MATERIAL FOR THIS TASK =>
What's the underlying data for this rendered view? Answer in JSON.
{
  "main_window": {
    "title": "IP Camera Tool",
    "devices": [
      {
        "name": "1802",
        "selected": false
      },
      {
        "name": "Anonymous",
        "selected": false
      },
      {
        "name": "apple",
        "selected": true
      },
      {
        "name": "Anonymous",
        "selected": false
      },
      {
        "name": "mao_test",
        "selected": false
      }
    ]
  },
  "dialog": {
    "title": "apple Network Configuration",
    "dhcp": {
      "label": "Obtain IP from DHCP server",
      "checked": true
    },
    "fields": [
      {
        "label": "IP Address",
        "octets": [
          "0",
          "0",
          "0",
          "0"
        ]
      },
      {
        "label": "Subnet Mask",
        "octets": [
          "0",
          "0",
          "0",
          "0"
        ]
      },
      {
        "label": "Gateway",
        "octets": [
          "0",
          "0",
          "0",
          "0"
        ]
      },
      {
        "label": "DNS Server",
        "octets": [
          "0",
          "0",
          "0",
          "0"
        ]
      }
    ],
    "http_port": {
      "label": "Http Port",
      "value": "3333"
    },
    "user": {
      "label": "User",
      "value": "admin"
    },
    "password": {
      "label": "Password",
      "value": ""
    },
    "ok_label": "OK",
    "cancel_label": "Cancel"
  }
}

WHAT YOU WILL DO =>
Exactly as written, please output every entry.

RESULT OF THIS EXERCISE =>
What's the underlying data for this rendered view? Answer in JSON.
{
  "main_window": {
    "title": "IP Camera Tool",
    "devices": [
      {
        "name": "1802",
        "selected": false
      },
      {
        "name": "Anonymous",
        "selected": false
      },
      {
        "name": "apple",
        "selected": true
      },
      {
        "name": "Anonymous",
        "selected": false
      },
      {
        "name": "mao_test",
        "selected": false
      }
    ]
  },
  "dialog": {
    "title": "apple Network Configuration",
    "dhcp": {
      "label": "Obtain IP from DHCP server",
      "checked": true
    },
    "fields": [
      {
        "label": "IP Address",
        "octets": [
          "0",
          "0",
          "0",
          "0"
        ]
      },
      {
        "label": "Subnet Mask",
        "octets": [
          "0",
          "0",
          "0",
          "0"
        ]
      },
      {
        "label": "Gateway",
        "octets": [
          "0",
          "0",
          "0",
          "0"
        ]
      },
      {
        "label": "DNS Server",
        "octets": [
          "0",
          "0",
          "0",
          "0"
        ]
      }
    ],
    "http_port": {
      "label": "Http Port",
      "value": "3333"
    },
    "user": {
      "label": "User",
      "value": "admin"
    },
    "password": {
      "label": "Password",
      "value": ""
    },
    "ok_label": "OK",
    "cancel_label": "Cancel"
  }
}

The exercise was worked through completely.